Tip for Short Sale Realtors: Set Realistic Expectations

Being in the short sale business, Realtors often find themselves getting excited about every prospective sale. Most get frustrated halfway through the process and start unraveling at the seams. Perhaps, it is because of unrealistic expectations. After all, a short sale can be one of the most sophisticated real estate transactions you will ever encounter and it will surely pay off if you give it the respect it deserves.

To help you avoid falling into a hopeless pit midway through the short sale process, consider these three tips:

1.       Accept short sales for what they are — complicated transactions. If you underestimate short sales and make the mistake of not really getting to know each nook and cranny of the process, you will find yourself way in over your head.
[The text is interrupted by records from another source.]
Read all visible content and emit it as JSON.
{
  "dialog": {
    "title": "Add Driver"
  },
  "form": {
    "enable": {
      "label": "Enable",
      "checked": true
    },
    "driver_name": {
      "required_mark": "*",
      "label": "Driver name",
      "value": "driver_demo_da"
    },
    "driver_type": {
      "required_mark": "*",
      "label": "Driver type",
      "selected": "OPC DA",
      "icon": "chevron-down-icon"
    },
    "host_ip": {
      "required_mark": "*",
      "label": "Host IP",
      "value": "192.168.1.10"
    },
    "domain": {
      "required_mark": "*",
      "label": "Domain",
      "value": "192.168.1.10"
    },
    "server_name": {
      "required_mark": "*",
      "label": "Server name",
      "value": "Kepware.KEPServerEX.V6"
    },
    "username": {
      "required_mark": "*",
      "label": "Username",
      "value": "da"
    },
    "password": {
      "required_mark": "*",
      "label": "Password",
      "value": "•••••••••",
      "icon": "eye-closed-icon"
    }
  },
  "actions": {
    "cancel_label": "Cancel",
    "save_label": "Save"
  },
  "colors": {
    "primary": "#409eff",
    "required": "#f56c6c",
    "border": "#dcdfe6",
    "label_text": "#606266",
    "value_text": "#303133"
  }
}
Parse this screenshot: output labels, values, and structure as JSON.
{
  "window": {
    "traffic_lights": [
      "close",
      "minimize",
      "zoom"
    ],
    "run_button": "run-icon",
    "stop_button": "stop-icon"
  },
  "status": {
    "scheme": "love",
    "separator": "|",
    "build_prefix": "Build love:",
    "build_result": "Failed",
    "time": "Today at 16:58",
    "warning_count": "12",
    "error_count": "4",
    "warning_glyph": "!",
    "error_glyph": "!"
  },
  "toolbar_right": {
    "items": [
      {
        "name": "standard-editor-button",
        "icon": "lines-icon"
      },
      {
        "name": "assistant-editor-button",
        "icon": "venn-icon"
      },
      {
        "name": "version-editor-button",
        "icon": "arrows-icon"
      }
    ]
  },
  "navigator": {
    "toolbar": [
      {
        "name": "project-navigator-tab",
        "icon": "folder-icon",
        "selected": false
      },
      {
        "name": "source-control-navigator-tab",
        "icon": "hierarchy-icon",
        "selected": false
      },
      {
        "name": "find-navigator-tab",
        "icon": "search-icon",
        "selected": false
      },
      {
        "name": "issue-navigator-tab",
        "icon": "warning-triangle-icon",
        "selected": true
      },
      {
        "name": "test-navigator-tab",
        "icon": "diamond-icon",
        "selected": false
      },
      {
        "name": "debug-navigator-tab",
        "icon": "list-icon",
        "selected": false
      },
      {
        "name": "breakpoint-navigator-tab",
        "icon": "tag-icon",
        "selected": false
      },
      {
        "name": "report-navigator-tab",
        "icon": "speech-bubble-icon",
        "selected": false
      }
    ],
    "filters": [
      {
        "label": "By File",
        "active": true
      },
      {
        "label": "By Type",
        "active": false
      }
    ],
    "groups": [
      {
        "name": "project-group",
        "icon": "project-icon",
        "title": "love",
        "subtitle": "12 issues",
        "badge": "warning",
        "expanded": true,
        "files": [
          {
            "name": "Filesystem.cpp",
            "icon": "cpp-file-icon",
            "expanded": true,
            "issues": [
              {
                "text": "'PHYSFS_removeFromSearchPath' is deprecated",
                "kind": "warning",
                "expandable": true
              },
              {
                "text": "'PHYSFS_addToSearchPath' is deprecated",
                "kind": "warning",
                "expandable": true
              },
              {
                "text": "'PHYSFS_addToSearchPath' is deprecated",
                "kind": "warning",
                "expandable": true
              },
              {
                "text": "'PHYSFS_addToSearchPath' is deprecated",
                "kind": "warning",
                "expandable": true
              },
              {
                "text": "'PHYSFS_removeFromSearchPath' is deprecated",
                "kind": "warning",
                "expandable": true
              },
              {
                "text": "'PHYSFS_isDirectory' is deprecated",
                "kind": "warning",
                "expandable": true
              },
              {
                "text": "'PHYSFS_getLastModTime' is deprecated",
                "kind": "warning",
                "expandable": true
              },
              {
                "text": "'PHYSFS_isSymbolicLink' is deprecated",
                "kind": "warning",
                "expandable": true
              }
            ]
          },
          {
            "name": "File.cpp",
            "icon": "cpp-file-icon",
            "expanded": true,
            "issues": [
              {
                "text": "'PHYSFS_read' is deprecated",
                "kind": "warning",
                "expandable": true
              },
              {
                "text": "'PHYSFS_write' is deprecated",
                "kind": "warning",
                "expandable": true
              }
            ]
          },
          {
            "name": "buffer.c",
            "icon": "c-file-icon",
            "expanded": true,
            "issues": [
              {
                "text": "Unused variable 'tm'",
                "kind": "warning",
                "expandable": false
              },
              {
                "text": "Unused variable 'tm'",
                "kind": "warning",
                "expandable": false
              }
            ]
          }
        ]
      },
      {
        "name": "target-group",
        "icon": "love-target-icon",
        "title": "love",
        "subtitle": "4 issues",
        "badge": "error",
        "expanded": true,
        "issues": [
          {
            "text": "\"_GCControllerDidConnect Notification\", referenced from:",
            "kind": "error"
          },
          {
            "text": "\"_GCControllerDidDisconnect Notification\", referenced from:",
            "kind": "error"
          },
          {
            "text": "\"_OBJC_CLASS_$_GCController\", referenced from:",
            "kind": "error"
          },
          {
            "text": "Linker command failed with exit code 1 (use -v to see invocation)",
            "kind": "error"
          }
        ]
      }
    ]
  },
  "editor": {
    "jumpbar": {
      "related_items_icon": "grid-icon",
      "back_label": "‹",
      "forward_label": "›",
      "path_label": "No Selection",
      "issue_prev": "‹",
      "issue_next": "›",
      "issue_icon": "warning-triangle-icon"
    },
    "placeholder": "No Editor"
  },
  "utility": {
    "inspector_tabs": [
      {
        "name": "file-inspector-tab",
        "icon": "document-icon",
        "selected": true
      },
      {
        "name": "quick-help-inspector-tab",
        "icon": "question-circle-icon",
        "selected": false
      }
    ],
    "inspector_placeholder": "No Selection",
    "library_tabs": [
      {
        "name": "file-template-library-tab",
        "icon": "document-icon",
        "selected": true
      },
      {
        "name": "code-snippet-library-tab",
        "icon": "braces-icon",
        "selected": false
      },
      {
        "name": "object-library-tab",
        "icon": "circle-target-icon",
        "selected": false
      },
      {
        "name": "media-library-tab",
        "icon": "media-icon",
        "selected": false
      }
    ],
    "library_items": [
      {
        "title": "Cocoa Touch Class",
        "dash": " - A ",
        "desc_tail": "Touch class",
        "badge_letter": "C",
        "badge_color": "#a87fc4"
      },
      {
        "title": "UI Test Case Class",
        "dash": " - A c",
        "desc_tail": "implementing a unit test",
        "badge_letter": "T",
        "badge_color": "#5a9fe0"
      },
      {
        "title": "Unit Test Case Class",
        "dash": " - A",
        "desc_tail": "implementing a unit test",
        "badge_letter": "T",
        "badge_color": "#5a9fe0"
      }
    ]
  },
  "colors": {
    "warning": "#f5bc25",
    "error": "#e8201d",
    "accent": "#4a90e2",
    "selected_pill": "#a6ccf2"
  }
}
For this reason, a new breed of Realtors has to be born to handle them. You just cannot rely on basic knowledge; you have to master everything related to this transaction from signing on a client to closing.

2.       Practice patience and humility all the time – in many cases, you will find yourself swimming in documents related to a short sale transaction. There are also the calls from the seller and/or the buyer you need to attend to especially if the lender approval is taking too long. Of course, you will be dealing with the lender as well. With all this on your plate, you can really feel overwhelmed. If everything becomes too much, take a deep breath and walk around. You will not gain anything by succumbing to the pressures of the business.

3.       Do everything with care – there are so many things which could go wrong with a short sale transaction such as the buyer walking away, the lender rejecting the proposal for not complying with their requirements and even the seller changing their minds at the last minute. This is why it is important for short sale Realtors like us to take each step cautiously and make sure all “i”s are dotted and “t”s crossed. It pays to be meticulous when it comes to short sales.